Web page and app entries:
((
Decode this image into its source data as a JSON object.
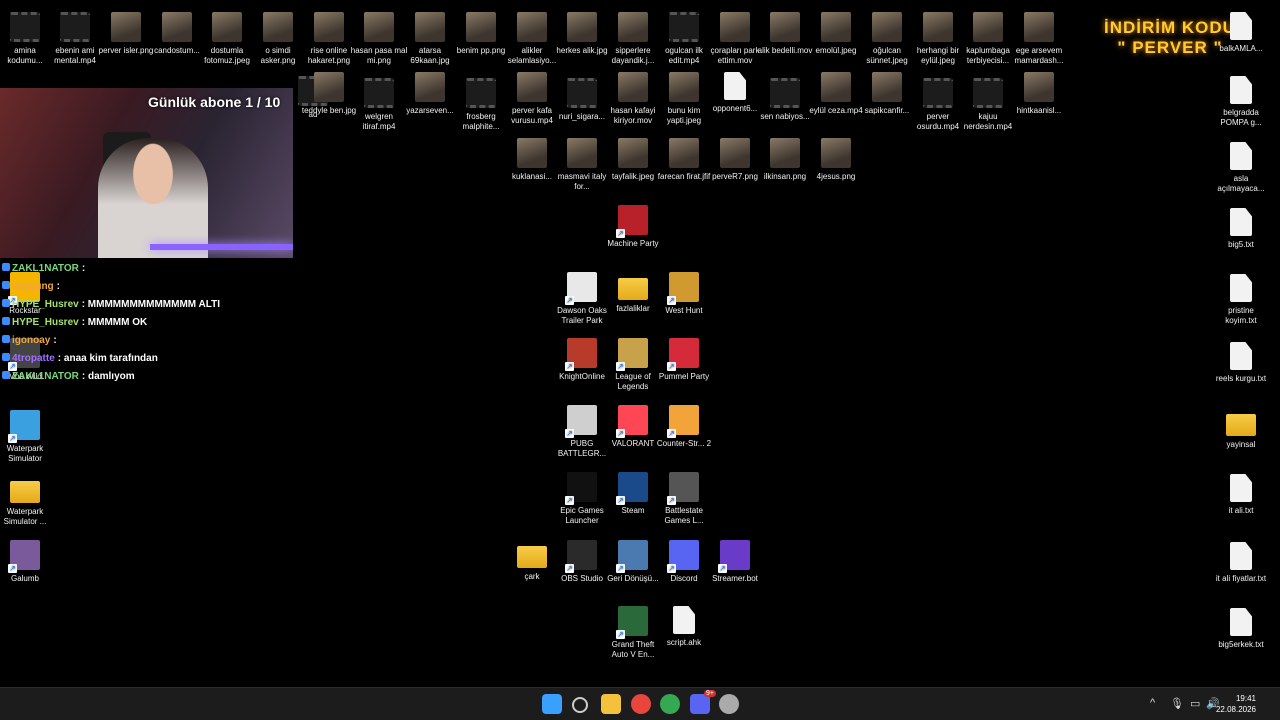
{
  "overlay": {
    "sub_counter": "Günlük abone 1 / 10",
    "promo_line1": "İNDİRİM KODU",
    "promo_line2": "\" PERVER \""
  },
  "chat": [
    {
      "user": "ZAKL1NATOR",
      "user_color": "#7bd57a",
      "message": ":"
    },
    {
      "user": "vusgung",
      "user_color": "#f0a73c",
      "message": ":"
    },
    {
      "user": "HYPE_Husrev",
      "user_color": "#a4e06b",
      "message": ": MMMMMMMMMMMMM ALTI"
    },
    {
      "user": "HYPE_Husrev",
      "user_color": "#a4e06b",
      "message": ": MMMMM OK"
    },
    {
      "user": "igonoay",
      "user_color": "#f0a73c",
      "message": ":"
    },
    {
      "user": "4tropatte",
      "user_color": "#a070ff",
      "message": ": anaa kim tarafından"
    },
    {
      "user": "ZAKL1NATOR",
      "user_color": "#7bd57a",
      "message": ": damlıyom"
    }
  ],
  "desktop_icons": [
    {
      "label": "amina kodumu...",
      "kind": "vid"
    },
    {
      "label": "ebenin ami mental.mp4",
      "kind": "vid"
    },
    {
      "label": "perver isler.png",
      "kind": "img"
    },
    {
      "label": "candostum...",
      "kind": "img"
    },
    {
      "label": "dostumla fotomuz.jpeg",
      "kind": "img"
    },
    {
      "label": "o simdi asker.png",
      "kind": "img"
    },
    {
      "label": "rise online hakaret.png",
      "kind": "img"
    },
    {
      "label": "hasan pasa mal mi.png",
      "kind": "img"
    },
    {
      "label": "atarsa 69kaan.jpg",
      "kind": "img"
    },
    {
      "label": "benim pp.png",
      "kind": "img"
    },
    {
      "label": "alikler selamlasiyo...",
      "kind": "img"
    },
    {
      "label": "herkes alik.jpg",
      "kind": "img"
    },
    {
      "label": "sipperlere dayandik.j...",
      "kind": "img"
    },
    {
      "label": "ogulcan ilk edit.mp4",
      "kind": "vid"
    },
    {
      "label": "çorapları park ettim.mov",
      "kind": "img"
    },
    {
      "label": "alik bedelli.mov",
      "kind": "img"
    },
    {
      "label": "emolül.jpeg",
      "kind": "img"
    },
    {
      "label": "oğulcan sünnet.jpeg",
      "kind": "img"
    },
    {
      "label": "herhangi bir eylül.jpeg",
      "kind": "img"
    },
    {
      "label": "kaplumbaga terbiyecisi...",
      "kind": "img"
    },
    {
      "label": "ege arsevem mamardash...",
      "kind": "img"
    },
    {
      "label": "balkAMLA...",
      "kind": "txt"
    },
    {
      "label": "ad",
      "kind": "vid"
    },
    {
      "label": "teddyle ben.jpg",
      "kind": "img"
    },
    {
      "label": "welgren itiraf.mp4",
      "kind": "vid"
    },
    {
      "label": "yazarseven...",
      "kind": "img"
    },
    {
      "label": "frosberg malphite...",
      "kind": "vid"
    },
    {
      "label": "perver kafa vurusu.mp4",
      "kind": "img"
    },
    {
      "label": "nuri_sigara...",
      "kind": "vid"
    },
    {
      "label": "hasan kafayi kiriyor.mov",
      "kind": "img"
    },
    {
      "label": "bunu kim yapti.jpeg",
      "kind": "img"
    },
    {
      "label": "opponent6...",
      "kind": "txt"
    },
    {
      "label": "sen nabiyos...",
      "kind": "vid"
    },
    {
      "label": "eylül ceza.mp4",
      "kind": "img"
    },
    {
      "label": "sapikcanfir...",
      "kind": "img"
    },
    {
      "label": "perver osurdu.mp4",
      "kind": "vid"
    },
    {
      "label": "kajuu nerdesin.mp4",
      "kind": "vid"
    },
    {
      "label": "hintkaanisl...",
      "kind": "img"
    },
    {
      "label": "belgradda POMPA g...",
      "kind": "txt"
    },
    {
      "label": "kuklanasi...",
      "kind": "img"
    },
    {
      "label": "masmavi italy for...",
      "kind": "img"
    },
    {
      "label": "tayfalik.jpeg",
      "kind": "img"
    },
    {
      "label": "farecan firat.jfif",
      "kind": "img"
    },
    {
      "label": "perveR7.png",
      "kind": "img"
    },
    {
      "label": "ilkinsan.png",
      "kind": "img"
    },
    {
      "label": "4jesus.png",
      "kind": "img"
    },
    {
      "label": "asla açılmayaca...",
      "kind": "txt"
    },
    {
      "label": "Machine Party",
      "kind": "app",
      "color": "#b8202a"
    },
    {
      "label": "big5.txt",
      "kind": "txt"
    },
    {
      "label": "Dawson Oaks Trailer Park",
      "kind": "app",
      "color": "#e8e8e8"
    },
    {
      "label": "fazlaliklar",
      "kind": "folder"
    },
    {
      "label": "West Hunt",
      "kind": "app",
      "color": "#d09a30"
    },
    {
      "label": "pristine koyim.txt",
      "kind": "txt"
    },
    {
      "label": "Rockstar",
      "kind": "app",
      "color": "#f4b400"
    },
    {
      "label": "KnightOnline",
      "kind": "app",
      "color": "#b83a2a"
    },
    {
      "label": "League of Legends",
      "kind": "app",
      "color": "#c8a24a"
    },
    {
      "label": "Pummel Party",
      "kind": "app",
      "color": "#d42a3a"
    },
    {
      "label": "reels kurgu.txt",
      "kind": "txt"
    },
    {
      "label": "Mob Wild",
      "kind": "app",
      "color": "#444"
    },
    {
      "label": "PUBG BATTLEGR...",
      "kind": "app",
      "color": "#cfcfcf"
    },
    {
      "label": "VALORANT",
      "kind": "app",
      "color": "#ff4655"
    },
    {
      "label": "Counter-Str... 2",
      "kind": "app",
      "color": "#f2a43a"
    },
    {
      "label": "yayinsal",
      "kind": "folder"
    },
    {
      "label": "Waterpark Simulator",
      "kind": "app",
      "color": "#3aa0e0"
    },
    {
      "label": "Epic Games Launcher",
      "kind": "app",
      "color": "#111"
    },
    {
      "label": "Steam",
      "kind": "app",
      "color": "#1b4a8a"
    },
    {
      "label": "Battlestate Games L...",
      "kind": "app",
      "color": "#555"
    },
    {
      "label": "it ali.txt",
      "kind": "txt"
    },
    {
      "label": "Waterpark Simulator ...",
      "kind": "folder"
    },
    {
      "label": "Galumb",
      "kind": "app",
      "color": "#7a5a9a"
    },
    {
      "label": "çark",
      "kind": "folder"
    },
    {
      "label": "OBS Studio",
      "kind": "app",
      "color": "#2a2a2a"
    },
    {
      "label": "Geri Dönüşü...",
      "kind": "app",
      "color": "#4a7ab0"
    },
    {
      "label": "Discord",
      "kind": "app",
      "color": "#5865f2"
    },
    {
      "label": "Streamer.bot",
      "kind": "app",
      "color": "#6a3ac8"
    },
    {
      "label": "it ali fiyatlar.txt",
      "kind": "txt"
    },
    {
      "label": "Grand Theft Auto V En...",
      "kind": "app",
      "color": "#2a6a3a"
    },
    {
      "label": "script.ahk",
      "kind": "txt"
    },
    {
      "label": "big5erkek.txt",
      "kind": "txt"
    }
  ],
  "taskbar": {
    "apps": [
      {
        "name": "start",
        "color": "#3aa0ff"
      },
      {
        "name": "search",
        "color": "#cccccc"
      },
      {
        "name": "explorer",
        "color": "#f4c23a"
      },
      {
        "name": "chrome",
        "color": "#e8453c"
      },
      {
        "name": "chrome-2",
        "color": "#34a853"
      },
      {
        "name": "discord",
        "color": "#5865f2"
      },
      {
        "name": "obs",
        "color": "#aaaaaa"
      }
    ],
    "discord_badge": "9+",
    "tray_chevron": "^",
    "time": "19:41",
    "date": "22.08.2026"
  }
}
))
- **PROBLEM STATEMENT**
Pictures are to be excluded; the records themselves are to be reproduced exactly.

- **RESPONSE AREA**
Decode this image into its source data as a JSON object.
{
  "overlay": {
    "sub_counter": "Günlük abone 1 / 10",
    "promo_line1": "İNDİRİM KODU",
    "promo_line2": "\" PERVER \""
  },
  "chat": [
    {
      "user": "ZAKL1NATOR",
      "user_color": "#7bd57a",
      "message": ":"
    },
    {
      "user": "vusgung",
      "user_color": "#f0a73c",
      "message": ":"
    },
    {
      "user": "HYPE_Husrev",
      "user_color": "#a4e06b",
      "message": ": MMMMMMMMMMMMM ALTI"
    },
    {
      "user": "HYPE_Husrev",
      "user_color": "#a4e06b",
      "message": ": MMMMM OK"
    },
    {
      "user": "igonoay",
      "user_color": "#f0a73c",
      "message": ":"
    },
    {
      "user": "4tropatte",
      "user_color": "#a070ff",
      "message": ": anaa kim tarafından"
    },
    {
      "user": "ZAKL1NATOR",
      "user_color": "#7bd57a",
      "message": ": damlıyom"
    }
  ],
  "desktop_icons": [
    {
      "label": "amina kodumu...",
      "kind": "vid"
    },
    {
      "label": "ebenin ami mental.mp4",
      "kind": "vid"
    },
    {
      "label": "perver isler.png",
      "kind": "img"
    },
    {
      "label": "candostum...",
      "kind": "img"
    },
    {
      "label": "dostumla fotomuz.jpeg",
      "kind": "img"
    },
    {
      "label": "o simdi asker.png",
      "kind": "img"
    },
    {
      "label": "rise online hakaret.png",
      "kind": "img"
    },
    {
      "label": "hasan pasa mal mi.png",
      "kind": "img"
    },
    {
      "label": "atarsa 69kaan.jpg",
      "kind": "img"
    },
    {
      "label": "benim pp.png",
      "kind": "img"
    },
    {
      "label": "alikler selamlasiyo...",
      "kind": "img"
    },
    {
      "label": "herkes alik.jpg",
      "kind": "img"
    },
    {
      "label": "sipperlere dayandik.j...",
      "kind": "img"
    },
    {
      "label": "ogulcan ilk edit.mp4",
      "kind": "vid"
    },
    {
      "label": "çorapları park ettim.mov",
      "kind": "img"
    },
    {
      "label": "alik bedelli.mov",
      "kind": "img"
    },
    {
      "label": "emolül.jpeg",
      "kind": "img"
    },
    {
      "label": "oğulcan sünnet.jpeg",
      "kind": "img"
    },
    {
      "label": "herhangi bir eylül.jpeg",
      "kind": "img"
    },
    {
      "label": "kaplumbaga terbiyecisi...",
      "kind": "img"
    },
    {
      "label": "ege arsevem mamardash...",
      "kind": "img"
    },
    {
      "label": "balkAMLA...",
      "kind": "txt"
    },
    {
      "label": "ad",
      "kind": "vid"
    },
    {
      "label": "teddyle ben.jpg",
      "kind": "img"
    },
    {
      "label": "welgren itiraf.mp4",
      "kind": "vid"
    },
    {
      "label": "yazarseven...",
      "kind": "img"
    },
    {
      "label": "frosberg malphite...",
      "kind": "vid"
    },
    {
      "label": "perver kafa vurusu.mp4",
      "kind": "img"
    },
    {
      "label": "nuri_sigara...",
      "kind": "vid"
    },
    {
      "label": "hasan kafayi kiriyor.mov",
      "kind": "img"
    },
    {
      "label": "bunu kim yapti.jpeg",
      "kind": "img"
    },
    {
      "label": "opponent6...",
      "kind": "txt"
    },
    {
      "label": "sen nabiyos...",
      "kind": "vid"
    },
    {
      "label": "eylül ceza.mp4",
      "kind": "img"
    },
    {
      "label": "sapikcanfir...",
      "kind": "img"
    },
    {
      "label": "perver osurdu.mp4",
      "kind": "vid"
    },
    {
      "label": "kajuu nerdesin.mp4",
      "kind": "vid"
    },
    {
      "label": "hintkaanisl...",
      "kind": "img"
    },
    {
      "label": "belgradda POMPA g...",
      "kind": "txt"
    },
    {
      "label": "kuklanasi...",
      "kind": "img"
    },
    {
      "label": "masmavi italy for...",
      "kind": "img"
    },
    {
      "label": "tayfalik.jpeg",
      "kind": "img"
    },
    {
      "label": "farecan firat.jfif",
      "kind": "img"
    },
    {
      "label": "perveR7.png",
      "kind": "img"
    },
    {
      "label": "ilkinsan.png",
      "kind": "img"
    },
    {
      "label": "4jesus.png",
      "kind": "img"
    },
    {
      "label": "asla açılmayaca...",
      "kind": "txt"
    },
    {
      "label": "Machine Party",
      "kind": "app",
      "color": "#b8202a"
    },
    {
      "label": "big5.txt",
      "kind": "txt"
    },
    {
      "label": "Dawson Oaks Trailer Park",
      "kind": "app",
      "color": "#e8e8e8"
    },
    {
      "label": "fazlaliklar",
      "kind": "folder"
    },
    {
      "label": "West Hunt",
      "kind": "app",
      "color": "#d09a30"
    },
    {
      "label": "pristine koyim.txt",
      "kind": "txt"
    },
    {
      "label": "Rockstar",
      "kind": "app",
      "color": "#f4b400"
    },
    {
      "label": "KnightOnline",
      "kind": "app",
      "color": "#b83a2a"
    },
    {
      "label": "League of Legends",
      "kind": "app",
      "color": "#c8a24a"
    },
    {
      "label": "Pummel Party",
      "kind": "app",
      "color": "#d42a3a"
    },
    {
      "label": "reels kurgu.txt",
      "kind": "txt"
    },
    {
      "label": "Mob Wild",
      "kind": "app",
      "color": "#444"
    },
    {
      "label": "PUBG BATTLEGR...",
      "kind": "app",
      "color": "#cfcfcf"
    },
    {
      "label": "VALORANT",
      "kind": "app",
      "color": "#ff4655"
    },
    {
      "label": "Counter-Str... 2",
      "kind": "app",
      "color": "#f2a43a"
    },
    {
      "label": "yayinsal",
      "kind": "folder"
    },
    {
      "label": "Waterpark Simulator",
      "kind": "app",
      "color": "#3aa0e0"
    },
    {
      "label": "Epic Games Launcher",
      "kind": "app",
      "color": "#111"
    },
    {
      "label": "Steam",
      "kind": "app",
      "color": "#1b4a8a"
    },
    {
      "label": "Battlestate Games L...",
      "kind": "app",
      "color": "#555"
    },
    {
      "label": "it ali.txt",
      "kind": "txt"
    },
    {
      "label": "Waterpark Simulator ...",
      "kind": "folder"
    },
    {
      "label": "Galumb",
      "kind": "app",
      "color": "#7a5a9a"
    },
    {
      "label": "çark",
      "kind": "folder"
    },
    {
      "label": "OBS Studio",
      "kind": "app",
      "color": "#2a2a2a"
    },
    {
      "label": "Geri Dönüşü...",
      "kind": "app",
      "color": "#4a7ab0"
    },
    {
      "label": "Discord",
      "kind": "app",
      "color": "#5865f2"
    },
    {
      "label": "Streamer.bot",
      "kind": "app",
      "color": "#6a3ac8"
    },
    {
      "label": "it ali fiyatlar.txt",
      "kind": "txt"
    },
    {
      "label": "Grand Theft Auto V En...",
      "kind": "app",
      "color": "#2a6a3a"
    },
    {
      "label": "script.ahk",
      "kind": "txt"
    },
    {
      "label": "big5erkek.txt",
      "kind": "txt"
    }
  ],
  "taskbar": {
    "apps": [
      {
        "name": "start",
        "color": "#3aa0ff"
      },
      {
        "name": "search",
        "color": "#cccccc"
      },
      {
        "name": "explorer",
        "color": "#f4c23a"
      },
      {
        "name": "chrome",
        "color": "#e8453c"
      },
      {
        "name": "chrome-2",
        "color": "#34a853"
      },
      {
        "name": "discord",
        "color": "#5865f2"
      },
      {
        "name": "obs",
        "color": "#aaaaaa"
      }
    ],
    "discord_badge": "9+",
    "tray_chevron": "^",
    "time": "19:41",
    "date": "22.08.2026"
  }
}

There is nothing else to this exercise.